DIRECTIONS → Set the records down again in full, with every word kept.

*****

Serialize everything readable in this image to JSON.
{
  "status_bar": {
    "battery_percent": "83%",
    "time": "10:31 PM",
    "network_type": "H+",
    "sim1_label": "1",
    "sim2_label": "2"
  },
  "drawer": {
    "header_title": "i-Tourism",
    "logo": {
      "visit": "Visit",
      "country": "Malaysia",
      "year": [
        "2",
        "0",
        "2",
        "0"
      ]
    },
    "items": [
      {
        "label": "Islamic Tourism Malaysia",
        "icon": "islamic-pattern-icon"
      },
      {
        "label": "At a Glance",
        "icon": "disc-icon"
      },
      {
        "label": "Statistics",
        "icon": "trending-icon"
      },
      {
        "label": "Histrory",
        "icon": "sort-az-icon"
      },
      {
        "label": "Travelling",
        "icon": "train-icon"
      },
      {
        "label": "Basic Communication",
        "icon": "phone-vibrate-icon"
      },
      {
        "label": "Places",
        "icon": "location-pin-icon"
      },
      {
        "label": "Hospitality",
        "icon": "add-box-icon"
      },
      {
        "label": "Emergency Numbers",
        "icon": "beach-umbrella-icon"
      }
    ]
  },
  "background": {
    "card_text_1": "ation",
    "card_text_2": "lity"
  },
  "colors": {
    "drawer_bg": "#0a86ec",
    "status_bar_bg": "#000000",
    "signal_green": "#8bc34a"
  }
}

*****

RESPONSE →
Serialize everything readable in this image to JSON.
{
  "status_bar": {
    "battery_percent": "83%",
    "time": "10:31 PM",
    "network_type": "H+",
    "sim1_label": "1",
    "sim2_label": "2"
  },
  "drawer": {
    "header_title": "i-Tourism",
    "logo": {
      "visit": "Visit",
      "country": "Malaysia",
      "year": [
        "2",
        "0",
        "2",
        "0"
      ]
    },
    "items": [
      {
        "label": "Islamic Tourism Malaysia",
        "icon": "islamic-pattern-icon"
      },
      {
        "label": "At a Glance",
        "icon": "disc-icon"
      },
      {
        "label": "Statistics",
        "icon": "trending-icon"
      },
      {
        "label": "Histrory",
        "icon": "sort-az-icon"
      },
      {
        "label": "Travelling",
        "icon": "train-icon"
      },
      {
        "label": "Basic Communication",
        "icon": "phone-vibrate-icon"
      },
      {
        "label": "Places",
        "icon": "location-pin-icon"
      },
      {
        "label": "Hospitality",
        "icon": "add-box-icon"
      },
      {
        "label": "Emergency Numbers",
        "icon": "beach-umbrella-icon"
      }
    ]
  },
  "background": {
    "card_text_1": "ation",
    "card_text_2": "lity"
  },
  "colors": {
    "drawer_bg": "#0a86ec",
    "status_bar_bg": "#000000",
    "signal_green": "#8bc34a"
  }
}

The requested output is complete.